Submitting photos of Venus easier
A new Web interface makes it possible for everyone to submit their pictures of the planet.
November 5, 2007
Provided by ESA, Noordwijk, Netherlands
November 5, 2007
This is an artist's impression of Venus Express orbiting Venus. Images can be submitted by everyone to complement the observations of the Venus Express.
Photo by ESA
Whether you're an amateur or a professional astronomer, it is now easier to help Venus Express by submitting your pictures via a newly launched Web interface.
Since the Venus Amateur Observing Project (VAOP) was launched in March 2006, your images and data taken from the ground have been complementing Venus Express observations.
With your observations, anyone can provide routine imaging of Venus during each appearance and also complement spacecraft observations at certain times during the mission. The upgraded tool has been made public on October 29th. The tool works such that any data can be useful right away for scientists, without much work beforehand.
ESA's Venus Express scientists want to specially encourage amateurs to help. This is because although professionals are equipped with state-of-the-art telescopes, they only have limited observing time. These days, amateurs are also able to take excellent images.
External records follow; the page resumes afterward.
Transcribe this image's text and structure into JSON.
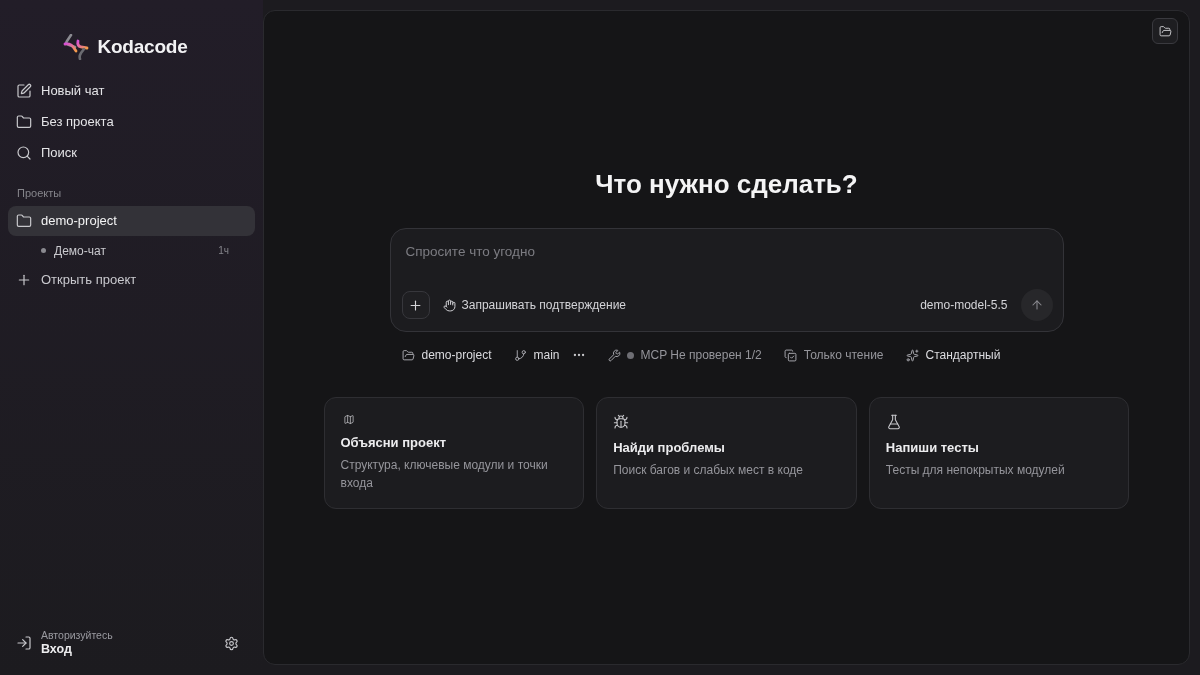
{
  "sidebar": {
    "brand": "Kodacode",
    "nav": [
      {
        "kind": "new-chat",
        "label": "Новый чат"
      },
      {
        "kind": "no-project",
        "label": "Без проекта"
      },
      {
        "kind": "search",
        "label": "Поиск"
      }
    ],
    "projects_heading": "Проекты",
    "projects": [
      {
        "label": "demo-project",
        "selected": true,
        "children": [
          {
            "label": "Демо-чат",
            "time": "1ч",
            "selected": false
          }
        ]
      }
    ],
    "open_project": "Открыть проект",
    "account": {
      "hint": "Авторизуйтесь",
      "action": "Вход"
    }
  },
  "main": {
    "title": "Что нужно сделать?",
    "composer": {
      "placeholder": "Спросите что угодно",
      "approval": "Запрашивать подтверждение",
      "model": "demo-model-5.5"
    },
    "status": [
      {
        "kind": "project",
        "label": "demo-project",
        "muted": false
      },
      {
        "kind": "branch",
        "label": "main",
        "muted": false
      },
      {
        "kind": "more"
      },
      {
        "kind": "mcp",
        "label": "MCP Не проверен 1/2",
        "muted": true
      },
      {
        "kind": "readonly",
        "label": "Только чтение",
        "muted": true
      },
      {
        "kind": "mode",
        "label": "Стандартный",
        "muted": false
      }
    ],
    "suggestions": [
      {
        "kind": "map",
        "title": "Объясни проект",
        "description": "Структура, ключевые модули и точки входа"
      },
      {
        "kind": "bug",
        "title": "Найди проблемы",
        "description": "Поиск багов и слабых мест в коде"
      },
      {
        "kind": "flask",
        "title": "Напиши тесты",
        "description": "Тесты для непокрытых модулей"
      }
    ]
  }
}
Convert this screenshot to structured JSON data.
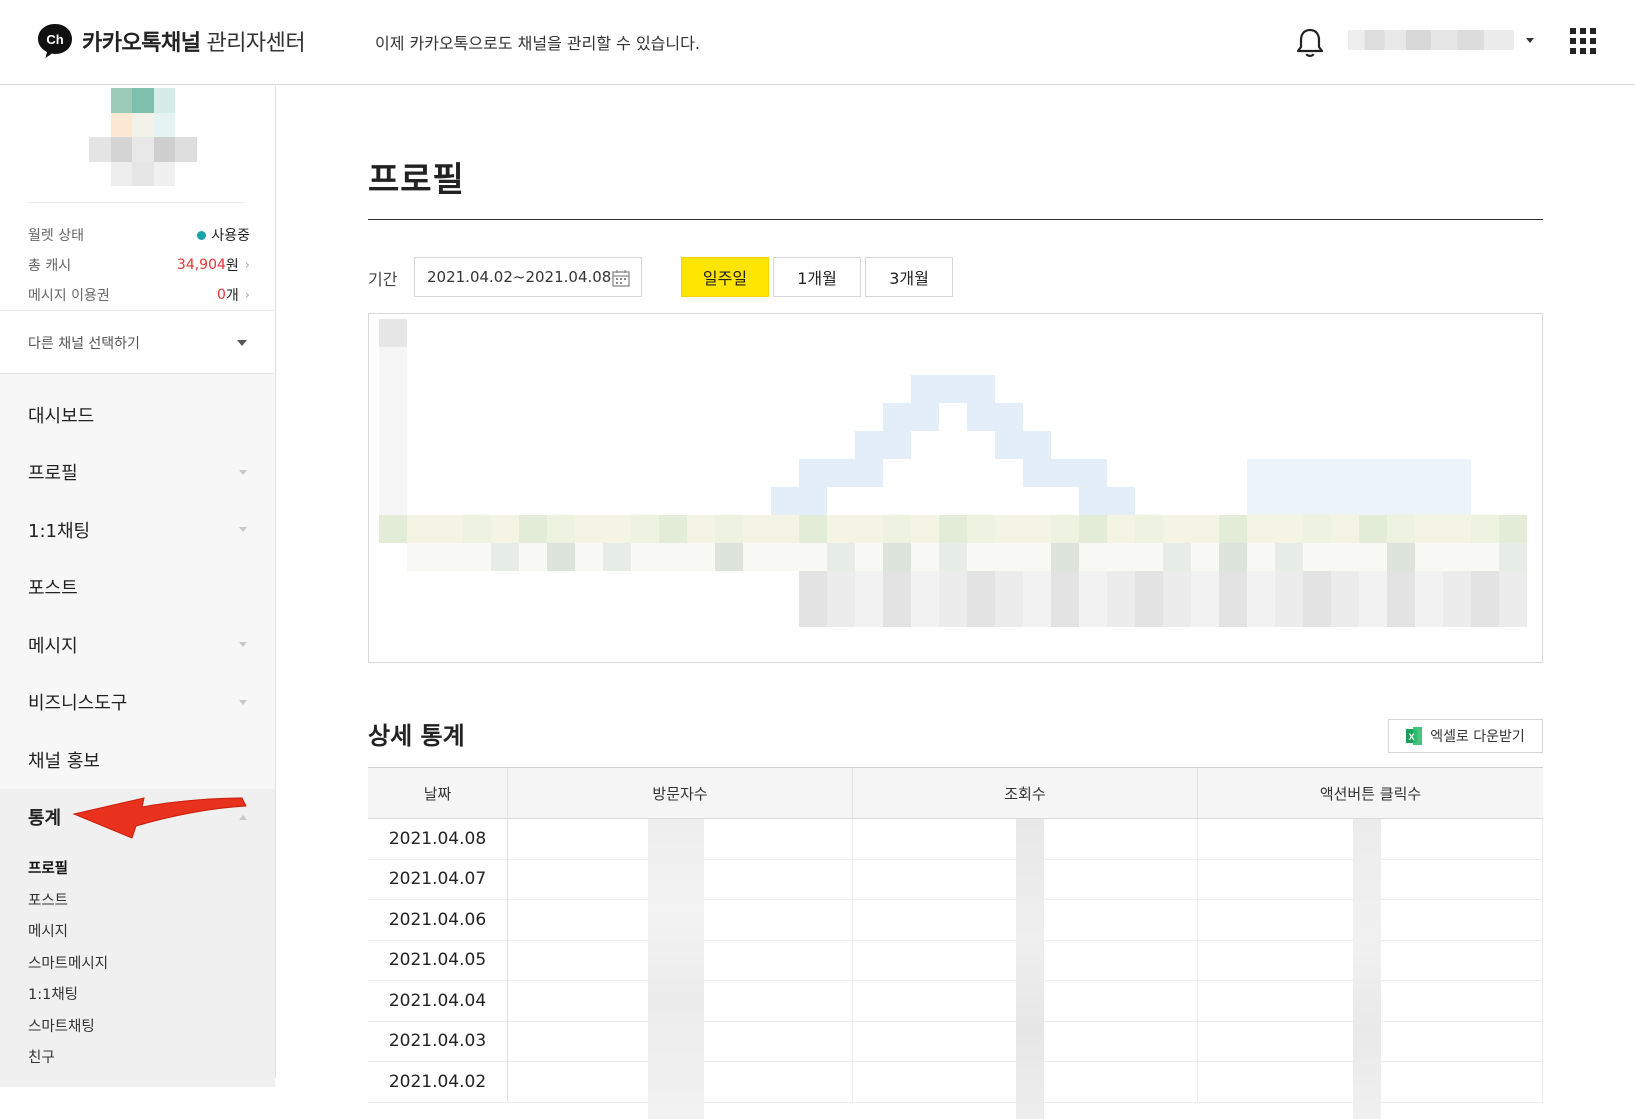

The Web interface performs some simple checks on data consistency and whatever you submit then becomes visible on the 'recent submissions' page.
This false-colour ultraviolet view is one of the first-ever images of the southern hemisphere of Venus, showing the day and night sides over the South pole. It was taken on 12 April 2006 by the Venus Monitoring Camera (VMC) onboard Venus Express.
Photo by ESA/Max Planck Institute for Solar System Research
The VAOP is aimed at obtaining high-quality images of Venus during and after Venus Express operations, which started in May 2006. A new, simpler Web-based interface, called the Venus ground-based Active Archive (VAA), is now available for you to upload your pictures. Given its design, it is very easy for both amateurs and professionals to contribute to the project.